# Task instructions:
Show every line in the material below in which the string "Doručená" appears.
Available data section start
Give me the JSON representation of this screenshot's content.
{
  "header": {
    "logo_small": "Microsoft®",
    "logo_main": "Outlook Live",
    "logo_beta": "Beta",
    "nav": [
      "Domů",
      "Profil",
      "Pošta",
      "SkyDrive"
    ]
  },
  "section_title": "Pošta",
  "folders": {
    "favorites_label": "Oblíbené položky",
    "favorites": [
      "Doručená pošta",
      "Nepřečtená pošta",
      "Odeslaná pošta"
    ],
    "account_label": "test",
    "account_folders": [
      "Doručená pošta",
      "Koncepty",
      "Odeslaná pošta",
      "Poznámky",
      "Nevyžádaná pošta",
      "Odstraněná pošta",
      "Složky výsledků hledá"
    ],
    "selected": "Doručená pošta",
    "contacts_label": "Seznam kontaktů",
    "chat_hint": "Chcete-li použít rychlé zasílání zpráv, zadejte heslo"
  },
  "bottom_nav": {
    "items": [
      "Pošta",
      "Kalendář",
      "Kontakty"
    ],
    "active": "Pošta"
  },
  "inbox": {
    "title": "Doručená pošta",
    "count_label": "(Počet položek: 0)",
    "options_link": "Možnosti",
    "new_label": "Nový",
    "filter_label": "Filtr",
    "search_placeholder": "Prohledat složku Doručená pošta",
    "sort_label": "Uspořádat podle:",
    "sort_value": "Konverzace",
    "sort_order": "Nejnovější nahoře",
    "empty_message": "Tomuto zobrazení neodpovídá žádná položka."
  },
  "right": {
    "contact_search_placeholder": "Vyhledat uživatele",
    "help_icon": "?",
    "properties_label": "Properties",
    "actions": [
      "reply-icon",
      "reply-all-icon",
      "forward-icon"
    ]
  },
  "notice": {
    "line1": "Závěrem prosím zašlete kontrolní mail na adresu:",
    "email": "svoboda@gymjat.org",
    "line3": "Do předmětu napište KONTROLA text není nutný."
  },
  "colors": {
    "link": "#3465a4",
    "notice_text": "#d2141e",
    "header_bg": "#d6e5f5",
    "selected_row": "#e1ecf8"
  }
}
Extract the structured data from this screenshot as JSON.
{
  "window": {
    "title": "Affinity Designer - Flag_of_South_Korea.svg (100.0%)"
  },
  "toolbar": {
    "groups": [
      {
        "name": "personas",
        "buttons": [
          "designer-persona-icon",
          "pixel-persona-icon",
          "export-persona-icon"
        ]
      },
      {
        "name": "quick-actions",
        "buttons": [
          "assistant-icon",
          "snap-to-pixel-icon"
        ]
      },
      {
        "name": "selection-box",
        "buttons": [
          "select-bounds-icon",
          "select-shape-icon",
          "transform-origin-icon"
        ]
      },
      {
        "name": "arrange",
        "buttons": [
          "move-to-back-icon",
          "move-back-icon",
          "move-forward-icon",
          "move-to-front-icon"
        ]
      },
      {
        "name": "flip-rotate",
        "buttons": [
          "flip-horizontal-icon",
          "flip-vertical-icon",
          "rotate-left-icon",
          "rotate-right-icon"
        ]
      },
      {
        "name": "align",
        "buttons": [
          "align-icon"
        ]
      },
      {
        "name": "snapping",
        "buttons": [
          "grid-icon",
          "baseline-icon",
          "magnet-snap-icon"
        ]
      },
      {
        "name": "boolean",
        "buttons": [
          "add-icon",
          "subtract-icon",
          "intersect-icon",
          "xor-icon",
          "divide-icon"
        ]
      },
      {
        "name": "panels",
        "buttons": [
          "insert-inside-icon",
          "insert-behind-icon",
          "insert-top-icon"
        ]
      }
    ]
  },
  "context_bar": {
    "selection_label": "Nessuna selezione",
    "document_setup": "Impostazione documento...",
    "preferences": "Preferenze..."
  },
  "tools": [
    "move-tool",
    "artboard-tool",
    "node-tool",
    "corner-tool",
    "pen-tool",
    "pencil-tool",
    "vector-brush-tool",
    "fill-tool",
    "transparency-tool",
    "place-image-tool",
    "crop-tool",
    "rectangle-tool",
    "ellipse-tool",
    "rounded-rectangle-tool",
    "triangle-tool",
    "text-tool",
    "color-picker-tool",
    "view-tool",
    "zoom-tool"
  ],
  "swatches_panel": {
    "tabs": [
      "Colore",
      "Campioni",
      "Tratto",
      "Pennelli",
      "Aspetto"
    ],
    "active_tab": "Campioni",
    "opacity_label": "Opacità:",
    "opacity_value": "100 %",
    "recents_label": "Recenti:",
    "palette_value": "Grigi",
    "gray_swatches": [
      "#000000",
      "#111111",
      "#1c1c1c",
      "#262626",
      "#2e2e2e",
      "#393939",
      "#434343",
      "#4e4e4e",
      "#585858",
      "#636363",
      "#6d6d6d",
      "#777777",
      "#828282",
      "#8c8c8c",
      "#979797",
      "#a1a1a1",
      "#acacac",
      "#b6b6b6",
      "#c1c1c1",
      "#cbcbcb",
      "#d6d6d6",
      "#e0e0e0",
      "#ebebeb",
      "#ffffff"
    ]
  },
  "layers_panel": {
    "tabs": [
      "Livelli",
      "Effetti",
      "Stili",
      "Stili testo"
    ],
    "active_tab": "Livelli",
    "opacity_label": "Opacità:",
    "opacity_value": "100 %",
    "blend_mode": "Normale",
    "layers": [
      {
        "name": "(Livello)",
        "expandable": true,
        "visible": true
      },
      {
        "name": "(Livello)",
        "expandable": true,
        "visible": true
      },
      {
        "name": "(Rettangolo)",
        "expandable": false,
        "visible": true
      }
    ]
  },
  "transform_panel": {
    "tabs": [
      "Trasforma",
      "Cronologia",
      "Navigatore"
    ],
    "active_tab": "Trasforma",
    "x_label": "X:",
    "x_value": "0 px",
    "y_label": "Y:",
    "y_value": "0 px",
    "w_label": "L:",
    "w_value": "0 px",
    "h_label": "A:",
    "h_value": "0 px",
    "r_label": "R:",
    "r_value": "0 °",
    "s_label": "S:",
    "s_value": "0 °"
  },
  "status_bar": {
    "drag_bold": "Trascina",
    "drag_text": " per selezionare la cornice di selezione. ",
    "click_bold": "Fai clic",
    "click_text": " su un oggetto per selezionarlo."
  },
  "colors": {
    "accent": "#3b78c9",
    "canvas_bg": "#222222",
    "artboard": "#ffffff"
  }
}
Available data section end
# Response area:
      "Doručená pošta",
      "Doručená pošta",
    "selected": "Doručená pošta",
    "title": "Doručená pošta",
    "search_placeholder": "Prohledat složku Doručená pošta",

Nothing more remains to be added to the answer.